■ Aim of the exercise: Omitting all pictures, retype the entries below exactly as given.

Web page and app entries
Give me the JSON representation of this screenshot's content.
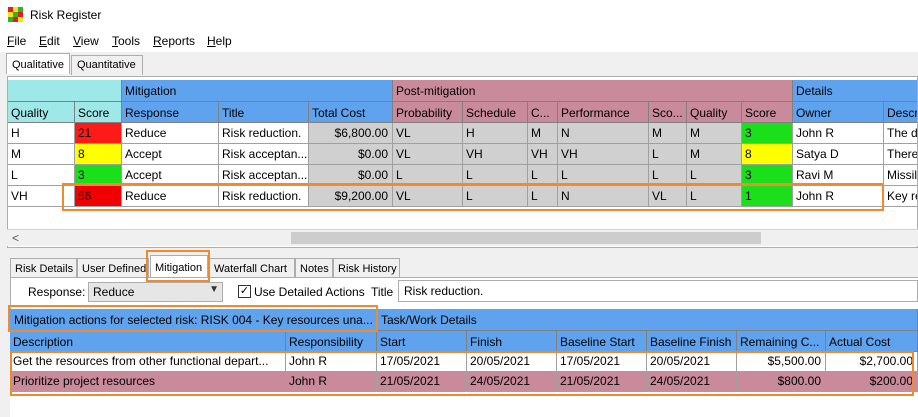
{
  "window": {
    "title": "Risk Register"
  },
  "colors": {
    "header_blue": "#5fa3ef",
    "post_pink": "#c98a9b",
    "group_cyan": "#9fe8e8",
    "highlight": "#f08a2e"
  },
  "menu": [
    "File",
    "Edit",
    "View",
    "Tools",
    "Reports",
    "Help"
  ],
  "outer_tabs": [
    "Qualitative",
    "Quantitative"
  ],
  "grid": {
    "groups": {
      "mitigation": "Mitigation",
      "post": "Post-mitigation",
      "details": "Details"
    },
    "headers": [
      "Quality",
      "Score",
      "Response",
      "Title",
      "Total Cost",
      "Probability",
      "Schedule",
      "C...",
      "Performance",
      "Sco...",
      "Quality",
      "Score",
      "Owner",
      "Descr"
    ],
    "rows": [
      {
        "quality": "H",
        "score": "21",
        "response": "Reduce",
        "title": "Risk reduction.",
        "cost": "$6,800.00",
        "prob": "VL",
        "sched": "H",
        "c": "M",
        "perf": "N",
        "sco": "M",
        "qual2": "M",
        "score2": "3",
        "owner": "John R",
        "descr": "The de"
      },
      {
        "quality": "M",
        "score": "8",
        "response": "Accept",
        "title": "Risk acceptan...",
        "cost": "$0.00",
        "prob": "VL",
        "sched": "VH",
        "c": "VH",
        "perf": "VH",
        "sco": "L",
        "qual2": "M",
        "score2": "8",
        "owner": "Satya D",
        "descr": "There"
      },
      {
        "quality": "L",
        "score": "3",
        "response": "Accept",
        "title": "Risk acceptan...",
        "cost": "$0.00",
        "prob": "L",
        "sched": "L",
        "c": "L",
        "perf": "L",
        "sco": "L",
        "qual2": "L",
        "score2": "3",
        "owner": "Ravi M",
        "descr": "Missil"
      },
      {
        "quality": "VH",
        "score": "56",
        "response": "Reduce",
        "title": "Risk reduction.",
        "cost": "$9,200.00",
        "prob": "VL",
        "sched": "L",
        "c": "L",
        "perf": "N",
        "sco": "VL",
        "qual2": "L",
        "score2": "1",
        "owner": "John R",
        "descr": "Key re"
      }
    ]
  },
  "inner_tabs": [
    "Risk Details",
    "User Defined",
    "Mitigation",
    "Waterfall Chart",
    "Notes",
    "Risk History"
  ],
  "mitigation": {
    "response_label": "Response:",
    "response_value": "Reduce",
    "detailed_label": "Use Detailed Actions",
    "detailed_checked": "✓",
    "title_label": "Title",
    "title_value": "Risk reduction.",
    "actions_group": "Mitigation actions for selected risk: RISK 004 - Key resources una...",
    "task_group": "Task/Work Details",
    "headers": [
      "Description",
      "Responsibility",
      "Start",
      "Finish",
      "Baseline Start",
      "Baseline Finish",
      "Remaining C...",
      "Actual Cost"
    ],
    "rows": [
      {
        "desc": "Get the resources from other functional depart...",
        "resp": "John R",
        "start": "17/05/2021",
        "finish": "20/05/2021",
        "bstart": "17/05/2021",
        "bfinish": "20/05/2021",
        "remaining": "$5,500.00",
        "actual": "$2,700.00"
      },
      {
        "desc": "Prioritize project resources",
        "resp": "John R",
        "start": "21/05/2021",
        "finish": "24/05/2021",
        "bstart": "21/05/2021",
        "bfinish": "24/05/2021",
        "remaining": "$800.00",
        "actual": "$200.00"
      }
    ]
  }
}
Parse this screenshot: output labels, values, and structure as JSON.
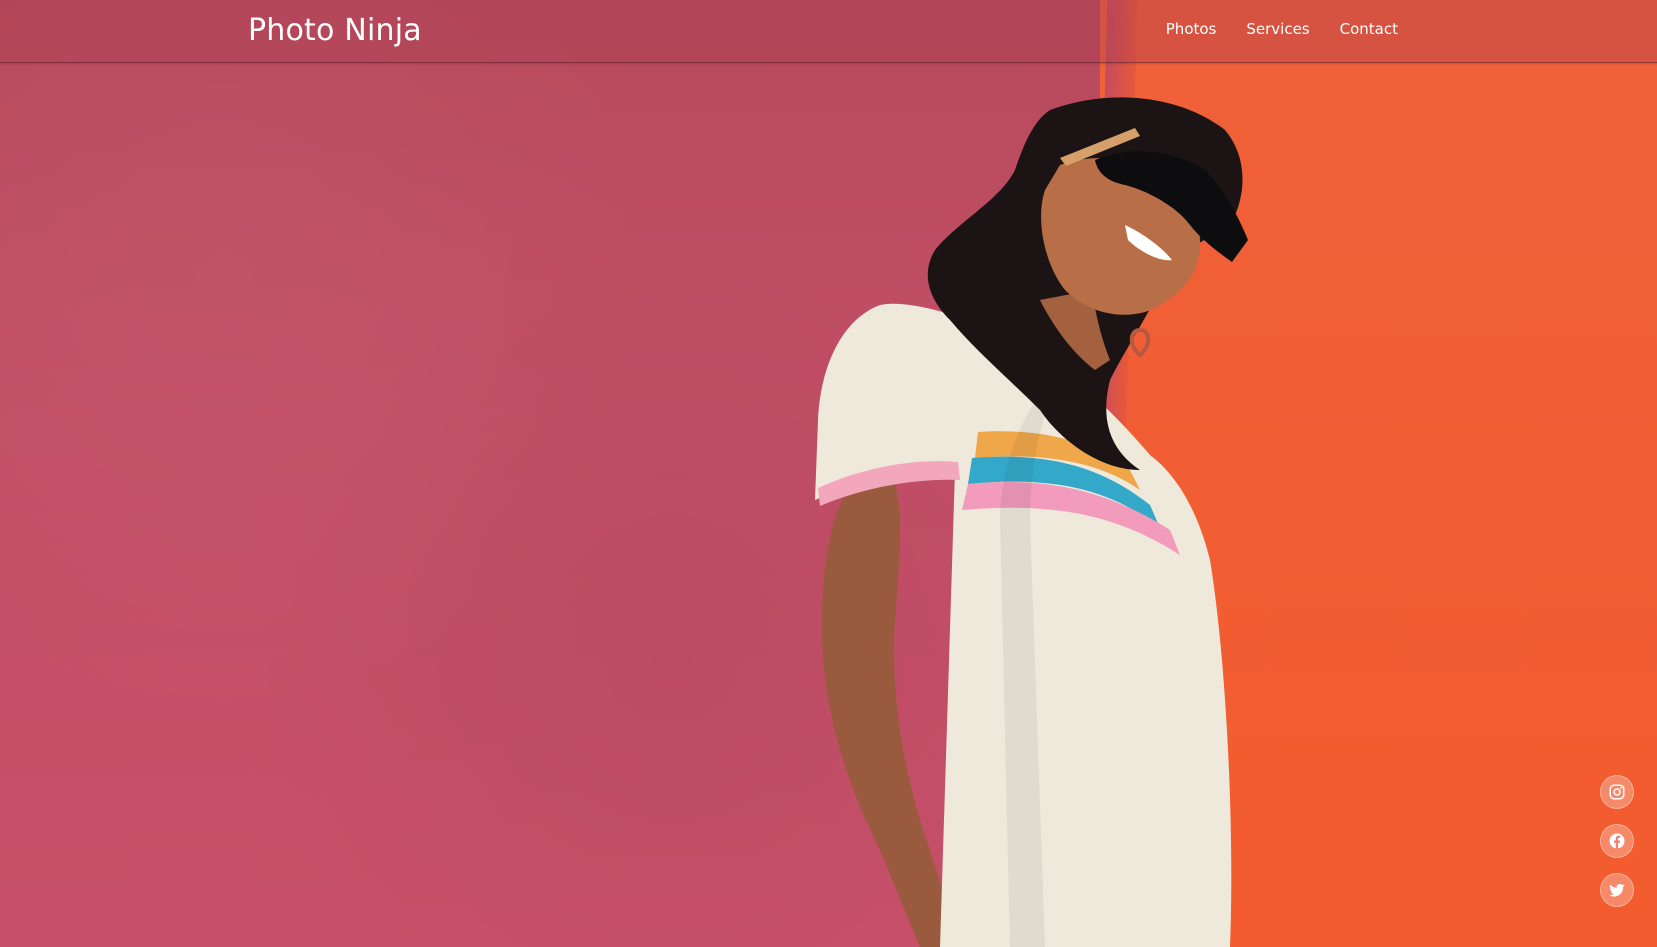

■ Completed exercise:
Give me the JSON representation of this screenshot's content.
{
  "window": {
    "title": "Risk Register"
  },
  "colors": {
    "header_blue": "#5fa3ef",
    "post_pink": "#c98a9b",
    "group_cyan": "#9fe8e8",
    "highlight": "#f08a2e"
  },
  "menu": [
    "File",
    "Edit",
    "View",
    "Tools",
    "Reports",
    "Help"
  ],
  "outer_tabs": [
    "Qualitative",
    "Quantitative"
  ],
  "grid": {
    "groups": {
      "mitigation": "Mitigation",
      "post": "Post-mitigation",
      "details": "Details"
    },
    "headers": [
      "Quality",
      "Score",
      "Response",
      "Title",
      "Total Cost",
      "Probability",
      "Schedule",
      "C...",
      "Performance",
      "Sco...",
      "Quality",
      "Score",
      "Owner",
      "Descr"
    ],
    "rows": [
      {
        "quality": "H",
        "score": "21",
        "response": "Reduce",
        "title": "Risk reduction.",
        "cost": "$6,800.00",
        "prob": "VL",
        "sched": "H",
        "c": "M",
        "perf": "N",
        "sco": "M",
        "qual2": "M",
        "score2": "3",
        "owner": "John R",
        "descr": "The de"
      },
      {
        "quality": "M",
        "score": "8",
        "response": "Accept",
        "title": "Risk acceptan...",
        "cost": "$0.00",
        "prob": "VL",
        "sched": "VH",
        "c": "VH",
        "perf": "VH",
        "sco": "L",
        "qual2": "M",
        "score2": "8",
        "owner": "Satya D",
        "descr": "There"
      },
      {
        "quality": "L",
        "score": "3",
        "response": "Accept",
        "title": "Risk acceptan...",
        "cost": "$0.00",
        "prob": "L",
        "sched": "L",
        "c": "L",
        "perf": "L",
        "sco": "L",
        "qual2": "L",
        "score2": "3",
        "owner": "Ravi M",
        "descr": "Missil"
      },
      {
        "quality": "VH",
        "score": "56",
        "response": "Reduce",
        "title": "Risk reduction.",
        "cost": "$9,200.00",
        "prob": "VL",
        "sched": "L",
        "c": "L",
        "perf": "N",
        "sco": "VL",
        "qual2": "L",
        "score2": "1",
        "owner": "John R",
        "descr": "Key re"
      }
    ]
  },
  "inner_tabs": [
    "Risk Details",
    "User Defined",
    "Mitigation",
    "Waterfall Chart",
    "Notes",
    "Risk History"
  ],
  "mitigation": {
    "response_label": "Response:",
    "response_value": "Reduce",
    "detailed_label": "Use Detailed Actions",
    "detailed_checked": "✓",
    "title_label": "Title",
    "title_value": "Risk reduction.",
    "actions_group": "Mitigation actions for selected risk: RISK 004 - Key resources una...",
    "task_group": "Task/Work Details",
    "headers": [
      "Description",
      "Responsibility",
      "Start",
      "Finish",
      "Baseline Start",
      "Baseline Finish",
      "Remaining C...",
      "Actual Cost"
    ],
    "rows": [
      {
        "desc": "Get the resources from other functional depart...",
        "resp": "John R",
        "start": "17/05/2021",
        "finish": "20/05/2021",
        "bstart": "17/05/2021",
        "bfinish": "20/05/2021",
        "remaining": "$5,500.00",
        "actual": "$2,700.00"
      },
      {
        "desc": "Prioritize project resources",
        "resp": "John R",
        "start": "21/05/2021",
        "finish": "24/05/2021",
        "bstart": "21/05/2021",
        "bfinish": "24/05/2021",
        "remaining": "$800.00",
        "actual": "$200.00"
      }
    ]
  }
}
Parse this screenshot: output labels, values, and structure as JSON.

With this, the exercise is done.